In a higher Froude Number of 0.91, the difference gap tends to get wider compared to the lower Froude Number of 0.56. This phenomenon could be described as a Numerical Ventilation (NV) problem due to mesh sensitivity and the time-step of the simulation. This leads to a reduction in friction resistance which results in lower total resistance.

The resistance evaluation is considered reasonably satisfactory and well simulates the towing test experiment as shown in Fig. 9. The resistance measured by both methods gives a similar trend. While the towing test method could capture the resistance increment of 15.97% at the low Froude Number of 0.56, the CFD results show similar results of 14.31%. Not only giving the same trend of increment, total resistance is reduced by up to 11.07% by the towing test method, and the CFD simulations of up to 11.28% for the same condition, proving that CFD simulations are considered reliable to perform further analysis. Giving a maximum resistance trend differences of 1.66% and as close as 0.20%.

The resistance changes are more sensitive in lower Froude Number and could be theoretically proven. The fact that most of the resistance consists of frictional resistance which is mainly affected by the wetted surface area. Operating in the low-speed regime of Froude Number 0.56 tends to give a smaller hydrodynamic lift. With the absence of a hydrodynamic lift, the displacement of the vessel is dominant, and the bow is not sufficiently lifted, resulting in a longer length of waterline and a bigger wetted surface area. Therefore, in conclusion, by reducing the displacement by changing loading conditions in this speed regime, the resistance which mainly depends on the displacement could be highly reduced. While in the higher speed regime, a hydrodynamic lift is significantly produced, resulting in a shorter waterline and smaller wetted surface area. The displacement is greatly supported by the hydrodynamic lift, therefore, reducing the displacement will not affect as much as in low Froude Number.

## 6. Conclusion

This study concludes the effect of changing loading conditions on small craft resistance by towing test and CFD simulations. The total resistance of CFD simulations is underperformed compared to the towing tests, ranging from 0.36% – 2.63% less than towing test method. While comparing the trend of resistance changes, a maximum of 1.66% while as close as 0.20% is shown at the low Froude Number of 0.56. These results are considered satisfactory and the CFD simulations are reliable for further study.

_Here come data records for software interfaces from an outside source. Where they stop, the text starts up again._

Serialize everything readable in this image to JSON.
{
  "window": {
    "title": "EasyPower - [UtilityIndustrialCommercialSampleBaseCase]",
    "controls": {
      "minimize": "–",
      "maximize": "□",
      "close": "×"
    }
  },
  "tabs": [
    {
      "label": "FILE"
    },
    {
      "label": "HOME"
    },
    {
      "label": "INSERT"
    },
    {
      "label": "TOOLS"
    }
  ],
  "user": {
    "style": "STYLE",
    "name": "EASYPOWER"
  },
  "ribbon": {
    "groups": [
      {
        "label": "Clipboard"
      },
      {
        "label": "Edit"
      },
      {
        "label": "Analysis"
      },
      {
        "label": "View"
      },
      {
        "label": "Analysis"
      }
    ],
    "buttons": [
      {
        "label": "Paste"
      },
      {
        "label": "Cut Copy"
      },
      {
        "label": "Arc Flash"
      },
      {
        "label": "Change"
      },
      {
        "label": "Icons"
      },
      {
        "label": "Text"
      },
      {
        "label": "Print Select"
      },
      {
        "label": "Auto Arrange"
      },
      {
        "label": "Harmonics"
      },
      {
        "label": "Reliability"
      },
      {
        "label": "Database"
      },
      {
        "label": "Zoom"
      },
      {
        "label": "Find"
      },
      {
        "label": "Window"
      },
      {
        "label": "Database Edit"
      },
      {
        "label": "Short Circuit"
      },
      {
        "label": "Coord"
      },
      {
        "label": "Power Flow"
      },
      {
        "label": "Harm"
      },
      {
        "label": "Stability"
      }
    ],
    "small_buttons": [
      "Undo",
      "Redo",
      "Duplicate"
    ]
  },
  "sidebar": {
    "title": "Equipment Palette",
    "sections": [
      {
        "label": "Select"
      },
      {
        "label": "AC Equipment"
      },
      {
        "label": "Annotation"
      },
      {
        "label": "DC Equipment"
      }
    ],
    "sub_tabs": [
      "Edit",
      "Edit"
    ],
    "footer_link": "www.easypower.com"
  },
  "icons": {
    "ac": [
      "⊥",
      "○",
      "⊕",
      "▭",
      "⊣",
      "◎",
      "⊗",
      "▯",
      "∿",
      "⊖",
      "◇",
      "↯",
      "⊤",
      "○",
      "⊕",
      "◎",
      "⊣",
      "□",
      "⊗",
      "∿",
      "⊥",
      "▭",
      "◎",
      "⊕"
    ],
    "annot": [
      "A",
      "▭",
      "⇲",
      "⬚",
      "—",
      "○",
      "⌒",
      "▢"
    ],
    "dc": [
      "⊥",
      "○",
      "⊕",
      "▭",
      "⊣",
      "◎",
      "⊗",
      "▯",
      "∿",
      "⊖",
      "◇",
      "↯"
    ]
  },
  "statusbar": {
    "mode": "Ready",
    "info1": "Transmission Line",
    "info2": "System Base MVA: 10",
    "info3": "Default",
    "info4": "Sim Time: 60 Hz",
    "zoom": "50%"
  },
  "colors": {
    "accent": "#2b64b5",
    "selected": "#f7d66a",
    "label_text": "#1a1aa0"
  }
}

The weight sensitivity is more dominant in the lower Froude Number of 0.56 compared to the higher Froude Number of 0.91. Operating in an overload condition, or corresponding to an increase of the draught by 5%, could result in 11.1% more displacement, and could add as high as 15.97% to the total resistance. The same phenomenon also happened by operating in a lightship. Reducing the draught by 4.3%, resulting in a 9.4% reduction of displacement, could reduce the resistance to up to 11.07%.

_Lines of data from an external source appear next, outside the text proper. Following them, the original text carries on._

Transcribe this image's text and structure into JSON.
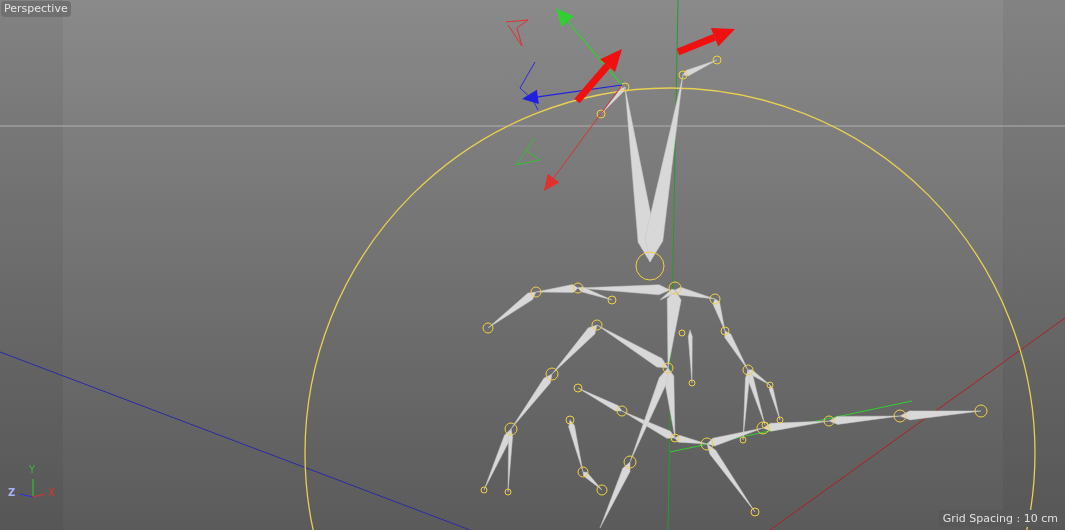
{
  "viewport": {
    "title": "Perspective"
  },
  "axis_gizmo": {
    "y": "Y",
    "z": "Z",
    "x": "X"
  },
  "status": {
    "grid_spacing": "Grid Spacing : 10 cm"
  }
}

These happened due to the fact that in the low Froude Number, displacement plays a big role in the hydrodynamic performance since the hydrodynamic lift is lowly produced. Therefore, a greater wetted surface area and longer length of waterline is achieved. While in the higher Froude Number, the displacement is mainly supported by the hydrodynamic lift. Therefore, reducing the displacement in this speed regime gives a relatively smaller change to the hydrodynamic performance, compared to the lower Froude Number.

A wider speed range and hull-form type are to be considered in further study. Due to limitations of time, only several loading conditions under specific hull-types and speeds are considered in this study. However, in fact, the potential of resistance changes under different loading conditions may vary between each hull form. In addition, the potential of loading conditions under different longitudinal centers of gravity (LCG) are also to be considered in the future due to the complexity of the equilibrium moment of weight acting on the center of gravity (CG) and hydrodynamic lift acting on the center of buoyancy (CB).